Southeast Floating Docks v. Auto-Owners Ins. Co., 82 So. 3d 73 (Fla. 2012) held that F.S.§ 768.79 does not apply to cases that are governed by the substantive law of another jurisdiction because, being a fee-shifting statute, it modifies the American rule which requires each party to pay its own attorney’s fees.  By altering the common law, the statute creates a substantive right.  Thus, under conflict of law analysis, when the parties have agreed to be bound by the law of another jurisdiction, F.S.§ 768.79 does not apply.  The case disapproved of prior decisions from the Fourth and Fifth District Courts of Appeal.  

Wednesday, February 1, 2012

Releases from the 3d DCA on 2/1/12


In Aronson v. Aronson, 81 So. 3d 515 (Fla. 3d DCA 2012), the court held that the law does not permit the deceased husband’s plan for the disposition of the property to be honored in the face of the widow’s objection that the property was indisputably protected homestead.  Thus, because the decedent’s wife survived him, the homestead was not subject to disposition through a trust and at the moment of his death, his homestead property passed outside of probate to his wife for life, and thereafter to his surviving sons per stirpes.  Furthermore, there was no basis in law to charge the remaindermen with the obligation to reimburse the widow for the amount she paid to satisfy a mortgage on the homestead property before her husband's death, even if she did so under the mistaken belief that she was the titleholder to the property.


In Perez v. State, 79 So. 3d 140 (Fla. 3d 2012), the court reversed a conviction based on the admission of irrelevant evidence.  Defendant had moved in limine to exclude reference at trial that he was the target of an ongoing investigation.  The trial court erroneously allowed the arresting officers to testify that defendant was stopped pursuant to a narcotics investigation.

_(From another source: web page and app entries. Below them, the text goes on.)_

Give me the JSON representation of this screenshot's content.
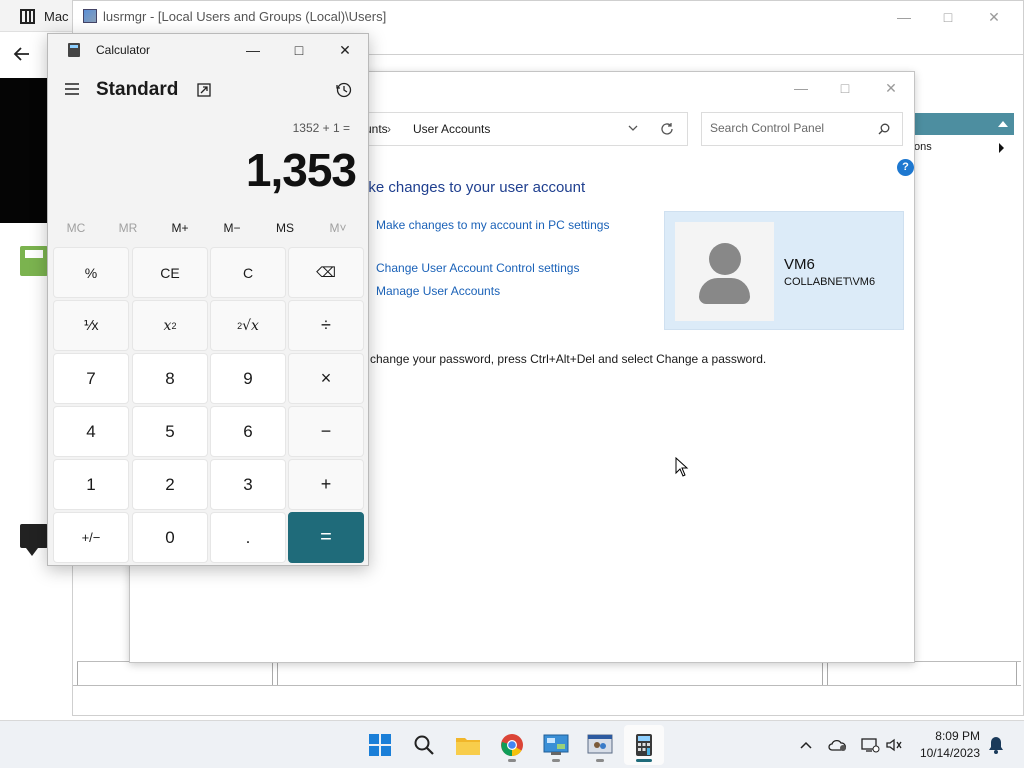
{
  "browser": {
    "tab_title": "Mac"
  },
  "lusrmgr": {
    "title": "lusrmgr - [Local Users and Groups (Local)\\Users]",
    "right_panel_item": "ons"
  },
  "control_panel": {
    "breadcrumb_partial": "unts",
    "breadcrumb_current": "User Accounts",
    "search_placeholder": "Search Control Panel",
    "heading": "ake changes to your user account",
    "links": {
      "pc_settings": "Make changes to my account in PC settings",
      "uac_settings": "Change User Account Control settings",
      "manage_accounts": "Manage User Accounts"
    },
    "user": {
      "name": "VM6",
      "domain": "COLLABNET\\VM6"
    },
    "password_note": "change your password, press Ctrl+Alt+Del and select Change a password.",
    "help_label": "?"
  },
  "calculator": {
    "title": "Calculator",
    "mode": "Standard",
    "expression": "1352 + 1 =",
    "display": "1,353",
    "memory": [
      "MC",
      "MR",
      "M+",
      "M−",
      "MS",
      "M˅"
    ],
    "keys": {
      "percent": "%",
      "clear_entry": "CE",
      "clear": "C",
      "backspace": "⌫",
      "reciprocal": "⅟x",
      "square_x": "x",
      "square_exp": "2",
      "sqrt_index": "2",
      "sqrt_x": "√x",
      "divide": "÷",
      "seven": "7",
      "eight": "8",
      "nine": "9",
      "multiply": "×",
      "four": "4",
      "five": "5",
      "six": "6",
      "minus": "−",
      "one": "1",
      "two": "2",
      "three": "3",
      "plus": "+",
      "negate": "+/−",
      "zero": "0",
      "decimal": ".",
      "equals": "="
    }
  },
  "taskbar": {
    "time": "8:09 PM",
    "date": "10/14/2023",
    "apps": [
      "start-icon",
      "search-icon",
      "file-explorer-icon",
      "chrome-icon",
      "control-panel-icon",
      "lusrmgr-icon",
      "calculator-icon"
    ]
  },
  "colors": {
    "accent": "#1f6b7a",
    "link": "#1b62b8",
    "heading": "#1f3f8f",
    "user_card": "#dcebf8"
  }
}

A divided court affirmed a jury verdict in Demchak v. Davia, --- So. 3d ---, Case No. 3D10-366 (Fla. 3d DCA February 1, 2012), where the evidence supported plaintiffs' argument that after they invested $450,000 to purchase property in Key West, the defendants were supposed to invest $1 million, but instead simply used plaintiffs’ money as a down payment, took out a mortgage, and never contributed anything.


Cukierman v. BankAtlantic, --- So. 3d ---, Case No. 3D11-647 (Fla. 3d DCA February 1, 2012) held that the guarantors had no standing to challenge a foreclosure sale because they had no right of redemption.